Criteria for Assessing the Quality of Health Information on the Internet Work Group Contact Information

Elizabeth (Libby) Howze, ScD, CHES (Co-chair)
Director, Division of Health Education and Promotion
Agency for Toxic Substances and Disease Registry
1600 Clifton Road, MS-E33
Atlanta, GA 30333
404-498-0101 (phone)
404-498-0062 (fax)

Louise Villejo (Co-chair)
Director, Patient Education Office
M. D. Anderson Cancer Center
1515 Holcombe - 21
Houston, TX 77030
(713) 792-7128
(713) 794-5379 FAX

Kristine Alpi, MLS
Information Services Librarian
Samuel J. Wood Library
Weill Medical College of Cornell University
1300 York Ave., New York, NY 10021
(212) 746-6086 voice
(212) 746-8364 fax

Michael Barnes, PhD, CHES
Associate Professor of Community Health
Department of Health Sciences
213 Richards Building, Box 22080
Brigham Young University
Provo, UT 84602
Phone: 801.378.4428 or 801.378.3327
Fax: 801.378.4388

Cynthia Baur, Ph.D.
Senior Policy Advisor, ehealth
Office of Disease Prevention and Health Promotion
U.S. Department of Health and Human Services
200 Independence Ave, S.W. Rm 738G
Washington, D.C. 20201
202-205-2311 (t)
202-205-0463 (f)

Julie Becker

Kelly Brumbaugh
Division of Reproductive Health
National Center for Chronic Disease Prevention and Health Promotion
Centers for Disease Control and Prevention
4770 Buford Highway, NE, MS K-21
Atlanta, GA 30341
770-488-6344 (phone)

Maia Dock

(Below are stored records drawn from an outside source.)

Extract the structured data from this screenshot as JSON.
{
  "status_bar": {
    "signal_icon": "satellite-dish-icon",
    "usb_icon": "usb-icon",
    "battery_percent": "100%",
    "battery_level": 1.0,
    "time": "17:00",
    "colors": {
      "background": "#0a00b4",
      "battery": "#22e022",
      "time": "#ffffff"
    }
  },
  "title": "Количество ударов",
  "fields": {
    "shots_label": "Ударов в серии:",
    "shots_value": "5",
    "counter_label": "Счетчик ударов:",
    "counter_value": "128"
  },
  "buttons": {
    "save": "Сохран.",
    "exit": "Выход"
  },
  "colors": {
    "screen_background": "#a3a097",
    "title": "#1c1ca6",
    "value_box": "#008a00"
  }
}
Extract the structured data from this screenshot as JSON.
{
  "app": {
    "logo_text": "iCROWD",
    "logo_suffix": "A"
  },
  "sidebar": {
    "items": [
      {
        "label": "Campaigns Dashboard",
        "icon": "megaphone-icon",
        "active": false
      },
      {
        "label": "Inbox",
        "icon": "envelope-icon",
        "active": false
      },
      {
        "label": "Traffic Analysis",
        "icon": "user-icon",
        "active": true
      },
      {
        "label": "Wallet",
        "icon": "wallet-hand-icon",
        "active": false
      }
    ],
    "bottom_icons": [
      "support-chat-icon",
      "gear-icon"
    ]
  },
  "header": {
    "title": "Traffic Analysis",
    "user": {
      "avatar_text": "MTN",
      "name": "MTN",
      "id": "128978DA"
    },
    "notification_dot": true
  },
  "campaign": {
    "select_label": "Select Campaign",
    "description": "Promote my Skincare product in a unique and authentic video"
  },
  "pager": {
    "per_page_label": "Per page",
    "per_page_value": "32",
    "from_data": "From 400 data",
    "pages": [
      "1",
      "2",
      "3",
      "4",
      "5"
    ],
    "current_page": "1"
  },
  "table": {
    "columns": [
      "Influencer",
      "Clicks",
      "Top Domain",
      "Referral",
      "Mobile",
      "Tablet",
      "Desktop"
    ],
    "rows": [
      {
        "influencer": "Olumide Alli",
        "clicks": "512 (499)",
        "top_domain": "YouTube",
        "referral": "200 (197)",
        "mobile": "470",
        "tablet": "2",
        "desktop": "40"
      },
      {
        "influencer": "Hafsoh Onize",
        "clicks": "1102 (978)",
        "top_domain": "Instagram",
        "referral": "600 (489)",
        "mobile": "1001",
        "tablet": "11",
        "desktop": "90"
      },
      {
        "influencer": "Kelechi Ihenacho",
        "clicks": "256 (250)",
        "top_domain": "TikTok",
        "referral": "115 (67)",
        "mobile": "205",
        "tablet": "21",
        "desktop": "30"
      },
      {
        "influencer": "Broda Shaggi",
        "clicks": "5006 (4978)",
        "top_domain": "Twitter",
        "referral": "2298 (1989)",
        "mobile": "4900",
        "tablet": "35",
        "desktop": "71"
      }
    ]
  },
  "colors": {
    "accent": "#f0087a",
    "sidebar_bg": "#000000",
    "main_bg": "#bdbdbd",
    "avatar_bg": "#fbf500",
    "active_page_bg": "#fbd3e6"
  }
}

Dr Joan Dzenowagis
Project Manager, Health InterNetwork
World Health Organization
20 Ave Appia
CH-1211 Geneva 27
tel +41 22 791 2504
fax +41 22 791 4806

Karen Fowler, MPH
National Institutes of Health
Office of Health Communication and Education
45 Center Drive
MSC 6400
Bethesda, MD 20892
Phone: 301-594-5388
Fax: 301-496-9988

Kathye Gorosh, Executive Director
The CORE Foundation
2020 West Harrison
Chicago, IL 60612
Phone: 312-572-4765
Fax 312-572-4771

Sallie Craig Huber
Principal Program Associate
Management Sciences for Health
165 Allandale Road
Boston, MA 02130
Phone: (617) 524-7799
Fax: (617) 524-2825

Karyn L. Pomerantz, MLS, MPH
Distance Education Program
GW School of Public Health & Hlth Svcs.
2300 I St., NW, #202; Washington, DC 20037
202-994-2976 (phone), 202-994-9867 (fax)

Karen Richard-Lee, MPA
Public Health Advisor
Division of Cancer Prevention and Control
National Center for Chronic Disease Prevention and Health Promotion
Centers for Disease Control and Prevention
4770 Buford Highway, NE, MS K-64
Atlanta, GA 30341
770-488-4737 (phone), 770-488-4760 (fax)

Michael D. Slater, Professor
Journalism and Technical Communication
Psychology (joint appt.)
C229 Clark Building
Colorado State University
Fort Collins, CO 80523
phone: 970-491-5485
fax: 970-491-2908

Virginia Sublet, Ph.D.
Senior Toxicologist
Oak Ridge Institute for Science and Education
8436 Woburn Court
Windermere, Florida 34786
(407) 909-4742